This came in spite of a "difficult and challenging" trading backdrop in the hospitality sector, with rising utility costs contributing to an 0.8% fall in revenue to £9.84 million and a 0.95% drop in revenue per available room (rev par) to £48.20. Operating profit, before interest, depreciation, taxation and exceptional items, was also down to £2.2m from £2.3m the year before, accounts newly filed at Companies House reveal.
The financial period closed before Mr Taylor, who founded Glasgow's La Bonne Auberge French brasserie in the 1970s, sold his Chardon Management business to US firm Interstate Hotels and & Resorts in September.
The deal, which went through for an undisclosed sum, saw Interstate acquire a business holding the management contracts for a 32-strong hotel portfolio, including properties trading under brands such as Holiday Inn, Best Western, Holiday Inn Express and Hotel Indigo.
But it was unrelated to Chardon Trading, the vehicle majority controlled by Mr Taylor which had full or partial ownership of 18 hotels when the Interstate acquisition went through. The management of those properties was handed over to Interstate further to the deal.
Chardon Trading owned four hotels outright over the period and since year end has added to its portfolio with a hotel at Edinburgh Airport. The Holiday Inn Express launched yesterday.
Mr Taylor was unavailable for comment yesterday, but he delivered an upbeat assessment of Chardon Trading's performance in its latest accounts.

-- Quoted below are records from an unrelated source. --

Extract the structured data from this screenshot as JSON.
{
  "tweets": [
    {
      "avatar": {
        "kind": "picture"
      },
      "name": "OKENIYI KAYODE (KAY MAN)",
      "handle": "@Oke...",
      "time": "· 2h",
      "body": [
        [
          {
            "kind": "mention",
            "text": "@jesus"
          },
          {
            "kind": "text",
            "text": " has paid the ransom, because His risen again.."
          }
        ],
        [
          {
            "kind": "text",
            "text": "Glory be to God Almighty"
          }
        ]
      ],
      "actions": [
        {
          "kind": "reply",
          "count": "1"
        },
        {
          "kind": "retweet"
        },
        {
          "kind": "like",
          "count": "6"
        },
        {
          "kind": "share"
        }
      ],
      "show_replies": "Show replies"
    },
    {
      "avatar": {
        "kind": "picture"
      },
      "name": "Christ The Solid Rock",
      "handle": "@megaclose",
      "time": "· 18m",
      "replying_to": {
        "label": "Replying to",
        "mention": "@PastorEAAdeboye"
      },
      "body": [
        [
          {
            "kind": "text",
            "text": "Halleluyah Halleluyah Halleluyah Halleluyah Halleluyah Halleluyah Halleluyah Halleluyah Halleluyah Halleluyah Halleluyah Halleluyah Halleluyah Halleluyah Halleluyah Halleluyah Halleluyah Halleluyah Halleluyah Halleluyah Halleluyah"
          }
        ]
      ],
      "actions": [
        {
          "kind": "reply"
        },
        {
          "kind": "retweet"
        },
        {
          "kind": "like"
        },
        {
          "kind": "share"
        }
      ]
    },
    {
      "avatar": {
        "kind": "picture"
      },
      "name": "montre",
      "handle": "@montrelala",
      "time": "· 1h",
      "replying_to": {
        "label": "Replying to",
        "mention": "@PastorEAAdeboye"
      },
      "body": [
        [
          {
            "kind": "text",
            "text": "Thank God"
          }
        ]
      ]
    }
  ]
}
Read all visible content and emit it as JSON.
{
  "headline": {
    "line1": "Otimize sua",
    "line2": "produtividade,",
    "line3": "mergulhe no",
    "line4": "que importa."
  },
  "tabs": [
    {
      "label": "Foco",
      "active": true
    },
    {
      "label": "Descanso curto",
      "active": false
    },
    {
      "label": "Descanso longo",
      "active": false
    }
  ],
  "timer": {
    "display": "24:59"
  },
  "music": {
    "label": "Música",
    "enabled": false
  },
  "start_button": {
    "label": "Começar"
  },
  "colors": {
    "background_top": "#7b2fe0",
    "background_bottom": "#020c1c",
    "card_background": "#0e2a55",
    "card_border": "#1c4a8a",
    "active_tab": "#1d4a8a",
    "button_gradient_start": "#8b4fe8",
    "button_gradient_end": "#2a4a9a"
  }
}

He stated: "Notwithstanding the relatively difficult trading climate, we continue to deliver financial performance indicators in respect of added value, return on capital employed and the generation of cash flows which we believe are, in relative terms, higher than those employed by much larger hotel groups."
In spite of tough competition, rising costs and the need for ongoing investment, Mr Taylor insisted the business was in good shape. He added: "We continue to invest in the maintenance and upgrading of facilities.
"We are also becoming more aware of the importance of conserving resources and are making a conscious effort to aid this objective.
"The hotel and leisure sector remains challenging and very competitive. Notwithstanding the impact of outside agencies, for example disproportionate increases in energy costs and the level of commissions paid to third parties, we remain confident of the profitability of these hotels even in the current economic climate."
Chardon Trading said in the accounts that it has made provision for the national minimum wage continuing to rise faster than general wage inflation, noting it had observed this trend for the last four years. It also confirmed that no dividend would be paid for the year to April 30.
The accounts show that Chardon Trading employed an average of 197 staff over the period, down from 221 the year prior. Overall staff costs narrowed to £3.18m from £3.29m as pension costs fell to £46,508 from £91,677.
Directors' remuneration also dropped, to £237,405 from £272,197, as did directors' pension contributions to money purchase schemes. This fell to £38,508 from the previous year's £81,517. The highest-paid director received emoluments of £95,486, down from £99,667, and pension contributions of £2400, down from £3009.
Exceptional items totalling £729,426 were booked for the year, including a provision of £600,000 against the uncertainty over funds due from associate company Chardon Hotels.
The group also incurred costs linked to a new hotel venture, which the directors decided to abandon.